Sales professionals frequently talk about “selling value,” but few know how to focus the conversation on issues that impact value for the buyer. That’s unfortunate because the best way to offset pricing pressure is by identifying, quantifying, and presenting value. Selling value begins with a deep understanding of your customer’s business and how your solution positively impacts it. This can be hard work, but it’s worth it. The creativity and effort you put into analyzing your customer’s business prepare you for the next step: quantifying the tangible and intangible benefits your solution will bring.
Most salespeople ask fact-based questions during their sales calls. These are questions designed to uncover factual information about a buyer’s current situation, organization, and business direction. These questions yield purely objective information and set the groundwork for asking questions to uncover problems. Unfortunately, from the buyer’s perspective, fact questions have the lowest value. Why?
Sometimes we have problems, but we don’t do anything about them. Other times our problems are so urgent we take immediate action. Consider, for example, a slow dripping faucet versus a flooded basement.
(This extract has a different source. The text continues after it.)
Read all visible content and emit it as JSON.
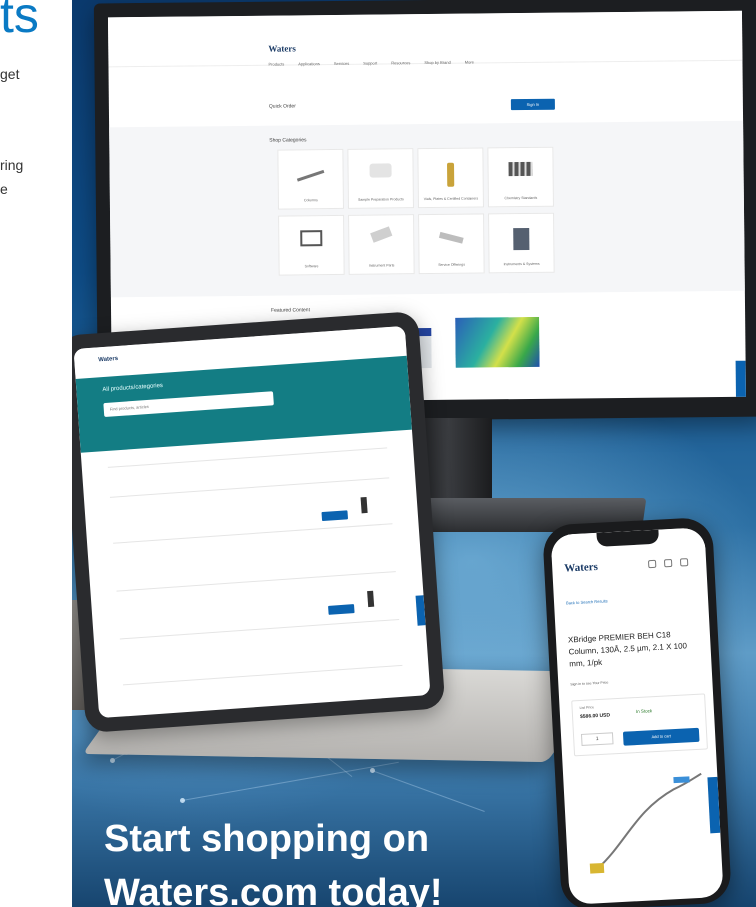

For sales professionals, however, the reality is almost never so extreme. In most cases, assuming you are meeting with a qualified buyer and ask enough questions, you can help the buyer identify a problem.
Sales people rarely have enough time in the day to manage all of the activities expected of them. Whether it’s making prospecting calls, going on sales calls, creating proposals, or manage existing accounts, sales people are busy. But being busy doesn’t necessarily translate into better sales results. The difference between high performing salespeople and average performers often comes down to basic time management skills. High performing salespeople are able to consistently allocate the majority of their time to the most promising sales opportunities, while average performers invest too much time in bad opportunities.
Being a sales professional in today’s internet-savvy, procurement-driven, cost-conscious environment is extremely challenging. Research suggests that buyers are more informed and typically are well through their own purchase process before you even connect with them. So what can a sales professional do in order to be relevant to buyers? Simple, ask high-impact questions to focus the sales conversation on issues that have value for the buyer.
The stalled sale is one of the most frustrating experiences for a sales professional particularly when the sales person feels like the customer has a real need and their solution directly addresses the customer’s need. The problem is that many needs are not compelling and, as a result, the customer lacks urgency.